App and web page records:
.....

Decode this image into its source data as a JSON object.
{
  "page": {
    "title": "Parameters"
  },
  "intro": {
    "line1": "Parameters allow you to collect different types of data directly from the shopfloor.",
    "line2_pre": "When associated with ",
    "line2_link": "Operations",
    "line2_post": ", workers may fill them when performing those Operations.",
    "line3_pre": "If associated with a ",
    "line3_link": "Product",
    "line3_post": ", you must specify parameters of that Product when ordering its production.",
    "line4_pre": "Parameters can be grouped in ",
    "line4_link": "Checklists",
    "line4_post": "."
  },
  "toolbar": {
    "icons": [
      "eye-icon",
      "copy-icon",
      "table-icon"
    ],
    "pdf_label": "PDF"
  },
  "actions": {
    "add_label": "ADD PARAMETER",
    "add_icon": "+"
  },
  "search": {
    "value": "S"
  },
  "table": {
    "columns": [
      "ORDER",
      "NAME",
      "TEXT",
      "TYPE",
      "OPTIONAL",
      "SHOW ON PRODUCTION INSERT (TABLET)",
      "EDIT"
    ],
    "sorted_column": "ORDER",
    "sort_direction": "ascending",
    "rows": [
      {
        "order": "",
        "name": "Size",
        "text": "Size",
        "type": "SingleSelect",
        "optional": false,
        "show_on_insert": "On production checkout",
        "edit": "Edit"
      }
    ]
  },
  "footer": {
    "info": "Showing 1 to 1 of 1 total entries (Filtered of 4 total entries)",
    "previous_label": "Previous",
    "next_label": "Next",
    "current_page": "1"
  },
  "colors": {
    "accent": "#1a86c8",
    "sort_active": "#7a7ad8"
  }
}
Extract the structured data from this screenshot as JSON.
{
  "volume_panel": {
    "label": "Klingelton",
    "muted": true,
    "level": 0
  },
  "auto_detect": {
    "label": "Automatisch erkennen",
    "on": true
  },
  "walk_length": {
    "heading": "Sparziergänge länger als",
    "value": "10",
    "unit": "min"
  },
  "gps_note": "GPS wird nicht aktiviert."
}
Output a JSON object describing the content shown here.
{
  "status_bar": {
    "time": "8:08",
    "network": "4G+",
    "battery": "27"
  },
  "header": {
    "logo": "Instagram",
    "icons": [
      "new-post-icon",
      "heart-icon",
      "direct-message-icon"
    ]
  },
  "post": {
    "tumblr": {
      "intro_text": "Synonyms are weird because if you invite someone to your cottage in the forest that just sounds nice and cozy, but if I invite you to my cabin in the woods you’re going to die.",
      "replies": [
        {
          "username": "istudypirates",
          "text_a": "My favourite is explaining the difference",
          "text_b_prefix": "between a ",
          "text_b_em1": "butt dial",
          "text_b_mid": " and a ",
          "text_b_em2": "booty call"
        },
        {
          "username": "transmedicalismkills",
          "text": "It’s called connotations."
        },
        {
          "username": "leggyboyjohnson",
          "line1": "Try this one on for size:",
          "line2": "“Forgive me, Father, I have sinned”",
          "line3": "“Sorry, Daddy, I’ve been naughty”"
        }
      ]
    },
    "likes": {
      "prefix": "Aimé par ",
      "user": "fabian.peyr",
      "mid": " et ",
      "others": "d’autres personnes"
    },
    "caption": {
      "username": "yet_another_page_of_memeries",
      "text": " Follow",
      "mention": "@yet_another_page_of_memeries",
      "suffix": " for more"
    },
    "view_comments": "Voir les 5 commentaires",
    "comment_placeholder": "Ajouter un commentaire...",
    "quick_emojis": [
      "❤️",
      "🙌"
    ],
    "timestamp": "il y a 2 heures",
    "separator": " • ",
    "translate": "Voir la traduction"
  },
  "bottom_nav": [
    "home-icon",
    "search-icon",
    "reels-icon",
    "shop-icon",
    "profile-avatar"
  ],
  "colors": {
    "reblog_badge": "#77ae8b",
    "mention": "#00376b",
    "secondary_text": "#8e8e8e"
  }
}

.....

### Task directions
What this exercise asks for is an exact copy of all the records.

### Task solution
Decode this image into its source data as a JSON object.
{
  "page": {
    "title": "Parameters"
  },
  "intro": {
    "line1": "Parameters allow you to collect different types of data directly from the shopfloor.",
    "line2_pre": "When associated with ",
    "line2_link": "Operations",
    "line2_post": ", workers may fill them when performing those Operations.",
    "line3_pre": "If associated with a ",
    "line3_link": "Product",
    "line3_post": ", you must specify parameters of that Product when ordering its production.",
    "line4_pre": "Parameters can be grouped in ",
    "line4_link": "Checklists",
    "line4_post": "."
  },
  "toolbar": {
    "icons": [
      "eye-icon",
      "copy-icon",
      "table-icon"
    ],
    "pdf_label": "PDF"
  },
  "actions": {
    "add_label": "ADD PARAMETER",
    "add_icon": "+"
  },
  "search": {
    "value": "S"
  },
  "table": {
    "columns": [
      "ORDER",
      "NAME",
      "TEXT",
      "TYPE",
      "OPTIONAL",
      "SHOW ON PRODUCTION INSERT (TABLET)",
      "EDIT"
    ],
    "sorted_column": "ORDER",
    "sort_direction": "ascending",
    "rows": [
      {
        "order": "",
        "name": "Size",
        "text": "Size",
        "type": "SingleSelect",
        "optional": false,
        "show_on_insert": "On production checkout",
        "edit": "Edit"
      }
    ]
  },
  "footer": {
    "info": "Showing 1 to 1 of 1 total entries (Filtered of 4 total entries)",
    "previous_label": "Previous",
    "next_label": "Next",
    "current_page": "1"
  },
  "colors": {
    "accent": "#1a86c8",
    "sort_active": "#7a7ad8"
  }
}
Extract the structured data from this screenshot as JSON.
{
  "volume_panel": {
    "label": "Klingelton",
    "muted": true,
    "level": 0
  },
  "auto_detect": {
    "label": "Automatisch erkennen",
    "on": true
  },
  "walk_length": {
    "heading": "Sparziergänge länger als",
    "value": "10",
    "unit": "min"
  },
  "gps_note": "GPS wird nicht aktiviert."
}
Output a JSON object describing the content shown here.
{
  "status_bar": {
    "time": "8:08",
    "network": "4G+",
    "battery": "27"
  },
  "header": {
    "logo": "Instagram",
    "icons": [
      "new-post-icon",
      "heart-icon",
      "direct-message-icon"
    ]
  },
  "post": {
    "tumblr": {
      "intro_text": "Synonyms are weird because if you invite someone to your cottage in the forest that just sounds nice and cozy, but if I invite you to my cabin in the woods you’re going to die.",
      "replies": [
        {
          "username": "istudypirates",
          "text_a": "My favourite is explaining the difference",
          "text_b_prefix": "between a ",
          "text_b_em1": "butt dial",
          "text_b_mid": " and a ",
          "text_b_em2": "booty call"
        },
        {
          "username": "transmedicalismkills",
          "text": "It’s called connotations."
        },
        {
          "username": "leggyboyjohnson",
          "line1": "Try this one on for size:",
          "line2": "“Forgive me, Father, I have sinned”",
          "line3": "“Sorry, Daddy, I’ve been naughty”"
        }
      ]
    },
    "likes": {
      "prefix": "Aimé par ",
      "user": "fabian.peyr",
      "mid": " et ",
      "others": "d’autres personnes"
    },
    "caption": {
      "username": "yet_another_page_of_memeries",
      "text": " Follow",
      "mention": "@yet_another_page_of_memeries",
      "suffix": " for more"
    },
    "view_comments": "Voir les 5 commentaires",
    "comment_placeholder": "Ajouter un commentaire...",
    "quick_emojis": [
      "❤️",
      "🙌"
    ],
    "timestamp": "il y a 2 heures",
    "separator": " • ",
    "translate": "Voir la traduction"
  },
  "bottom_nav": [
    "home-icon",
    "search-icon",
    "reels-icon",
    "shop-icon",
    "profile-avatar"
  ],
  "colors": {
    "reblog_badge": "#77ae8b",
    "mention": "#00376b",
    "secondary_text": "#8e8e8e"
  }
}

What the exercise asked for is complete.